Emergency Pet Care

At Hill & Harbour Veterinary Center, we understand that emergencies don’t wait for a convenient moment. When your beloved pet faces a crisis, we are the beacon of hope offering emergency pet care that goes beyond the expected.

dog with open mouth

Recognizing Pet Emergencies

Does your pet require emergency vet care? If your pet is experiencing any of the following symptoms during business hours, please call us immediately at (401) 398-7807. If your pet’s symptoms occur after hours, please reach out to Ocean State Veterinary Specialists at (401) 886-8767, as they are open 24/7 and located 5 miles from our veterinary hospital.

Breathing Problems

Any noticeable breathing abnormality in your pet is considered an emergency. These abnormalities include rapid or labored breath, moist lung sounds, decreased lung sounds, or blue gums (which indicates a lack of oxygen in the blood).

Poison Ingestion

If your pet has ingested a poison or known toxin, immediately contact the ASPCA Animal Poison Control Center at (888) 426-4435. A consultation fee may apply. Please have as much of the following information available for your phone call:

  • What did the animal ingest?
  • How much of it did the animal ingest?
  • How long ago did the animal ingest it?
  • It is also useful to have the packaging available for the product the pet has ingested.

Poison Control will advise you of the next steps.

Urinary Emergency

A pet that can’t urinate or is straining to urinate could indicate a urinary obstruction, which can quickly become life threatening. Please contact a veterinarian right away if your pet is unable to urinate.

Non-Productive Retching or Vomiting

Nonproductive retching or vomiting is a warning signal that something is wrong. It requires an immediate trip to your veterinarian, as it could be a sign of a condition known as bloat. This condition causes the stomach twist on itself, cutting off the openings to the esophagus and the intestine.


If this is the first time your pet experiences a seizure, or the seizure lasts longer than usual, you should contact your veterinarian.
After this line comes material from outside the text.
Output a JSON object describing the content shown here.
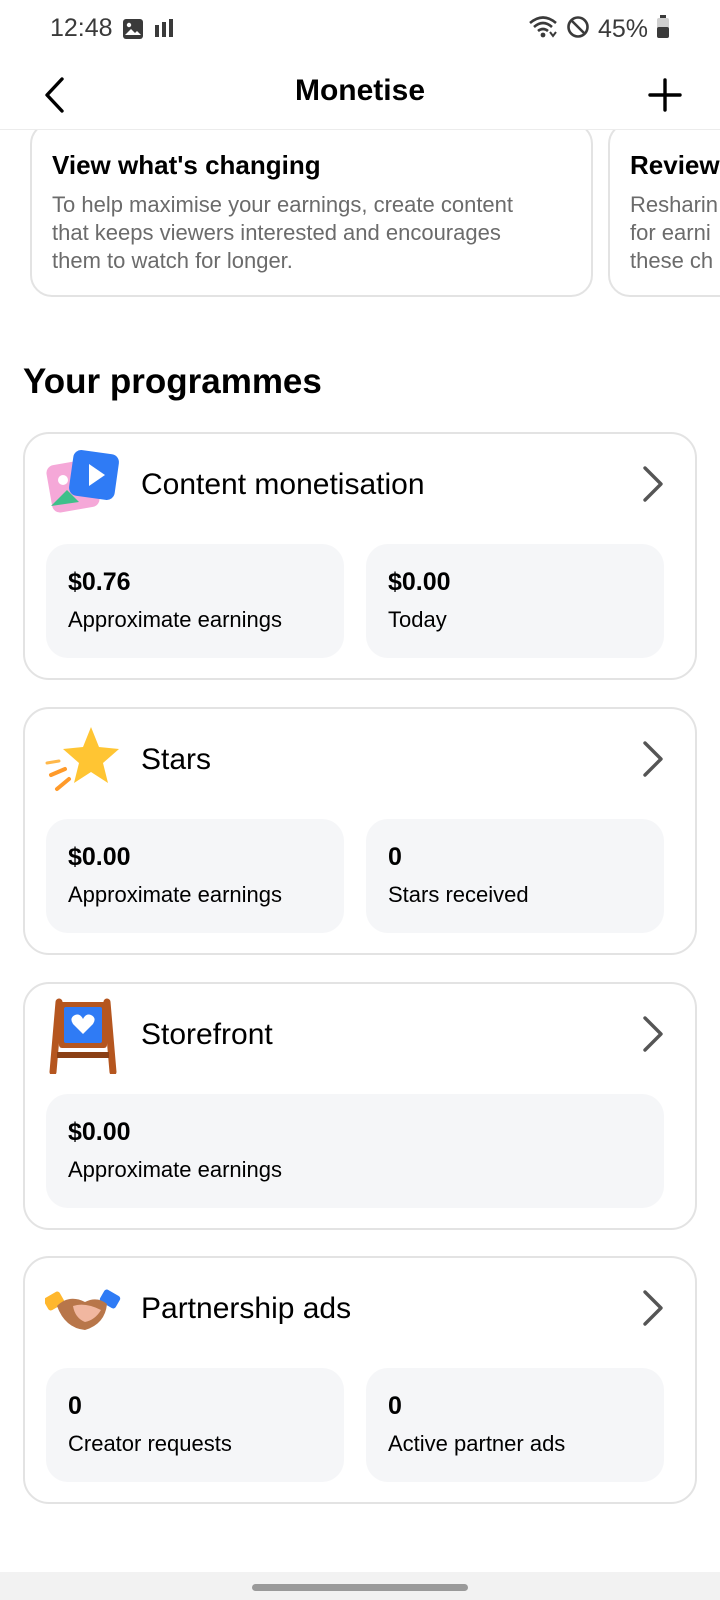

Signs of a seizure may include:

  • Running in circles
  • Falling to the floor immediately, instead of laying down as usual
  • Twitching
  • Stiff muscles
  • Going completely unconscious
  • Being unable to look at you or anything else
  • Urinating or defecating uncontrollably

While it can be scary to witness a seizure in your pet, it is important to remain calm.

Difficult Labor

If your pet is in labor for over one hour and does not produced a puppy or kitten, she may require emergency veterinary care. You should be prepared to tell your veterinary the following information:

  • How long has your pet been in labor
  • The number babies has your pet birthed
  • Time that has elapsed since the last baby

If your pet is not experiencing any of those symptoms but you have concerns, we are still here to help! Contact us any time to discuss your pet’s health.